▶ ABOUT THIS TASK: Would you output all the lines below precisely as they stand, leaving each picture out?

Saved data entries
==========
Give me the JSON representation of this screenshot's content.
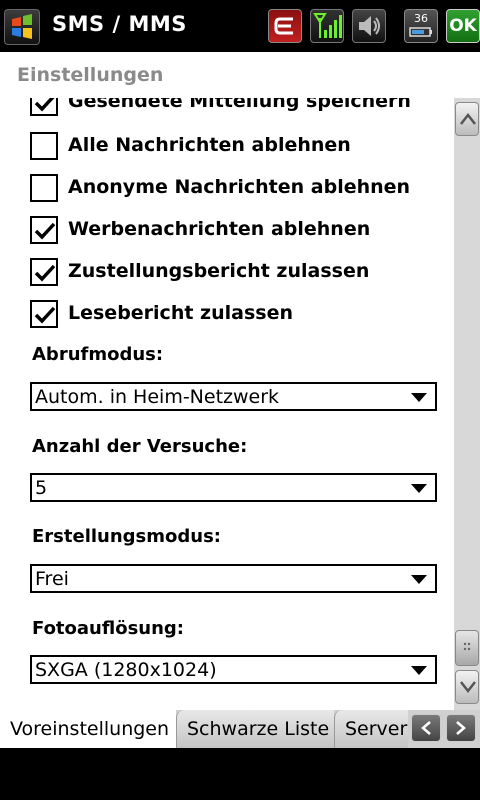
{
  "titlebar": {
    "title": "SMS / MMS",
    "battery_label": "36",
    "ok_label": "OK",
    "icons": [
      "windows-start-icon",
      "edge-network-icon",
      "signal-strength-icon",
      "speaker-icon",
      "battery-icon"
    ]
  },
  "header": {
    "title": "Einstellungen"
  },
  "checkboxes": [
    {
      "label": "Gesendete Mitteilung speichern",
      "checked": true
    },
    {
      "label": "Alle Nachrichten ablehnen",
      "checked": false
    },
    {
      "label": "Anonyme Nachrichten ablehnen",
      "checked": false
    },
    {
      "label": "Werbenachrichten ablehnen",
      "checked": true
    },
    {
      "label": "Zustellungsbericht zulassen",
      "checked": true
    },
    {
      "label": "Lesebericht zulassen",
      "checked": true
    }
  ],
  "fields": [
    {
      "label": "Abrufmodus:",
      "value": "Autom. in Heim-Netzwerk"
    },
    {
      "label": "Anzahl der Versuche:",
      "value": "5"
    },
    {
      "label": "Erstellungsmodus:",
      "value": "Frei"
    },
    {
      "label": "Fotoauflösung:",
      "value": "SXGA (1280x1024)"
    }
  ],
  "tabs": [
    {
      "label": "Voreinstellungen",
      "active": true
    },
    {
      "label": "Schwarze Liste",
      "active": false
    },
    {
      "label": "Server",
      "active": false
    }
  ],
  "colors": {
    "title_bg": "#000000",
    "ok_green": "#1f8a1f",
    "heading_gray": "#8a8a8a"
  }
}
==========
▶ EXERCISE SOLUTION:
Give me the JSON representation of this screenshot's content.
{
  "titlebar": {
    "title": "SMS / MMS",
    "battery_label": "36",
    "ok_label": "OK",
    "icons": [
      "windows-start-icon",
      "edge-network-icon",
      "signal-strength-icon",
      "speaker-icon",
      "battery-icon"
    ]
  },
  "header": {
    "title": "Einstellungen"
  },
  "checkboxes": [
    {
      "label": "Gesendete Mitteilung speichern",
      "checked": true
    },
    {
      "label": "Alle Nachrichten ablehnen",
      "checked": false
    },
    {
      "label": "Anonyme Nachrichten ablehnen",
      "checked": false
    },
    {
      "label": "Werbenachrichten ablehnen",
      "checked": true
    },
    {
      "label": "Zustellungsbericht zulassen",
      "checked": true
    },
    {
      "label": "Lesebericht zulassen",
      "checked": true
    }
  ],
  "fields": [
    {
      "label": "Abrufmodus:",
      "value": "Autom. in Heim-Netzwerk"
    },
    {
      "label": "Anzahl der Versuche:",
      "value": "5"
    },
    {
      "label": "Erstellungsmodus:",
      "value": "Frei"
    },
    {
      "label": "Fotoauflösung:",
      "value": "SXGA (1280x1024)"
    }
  ],
  "tabs": [
    {
      "label": "Voreinstellungen",
      "active": true
    },
    {
      "label": "Schwarze Liste",
      "active": false
    },
    {
      "label": "Server",
      "active": false
    }
  ],
  "colors": {
    "title_bg": "#000000",
    "ok_green": "#1f8a1f",
    "heading_gray": "#8a8a8a"
  }
}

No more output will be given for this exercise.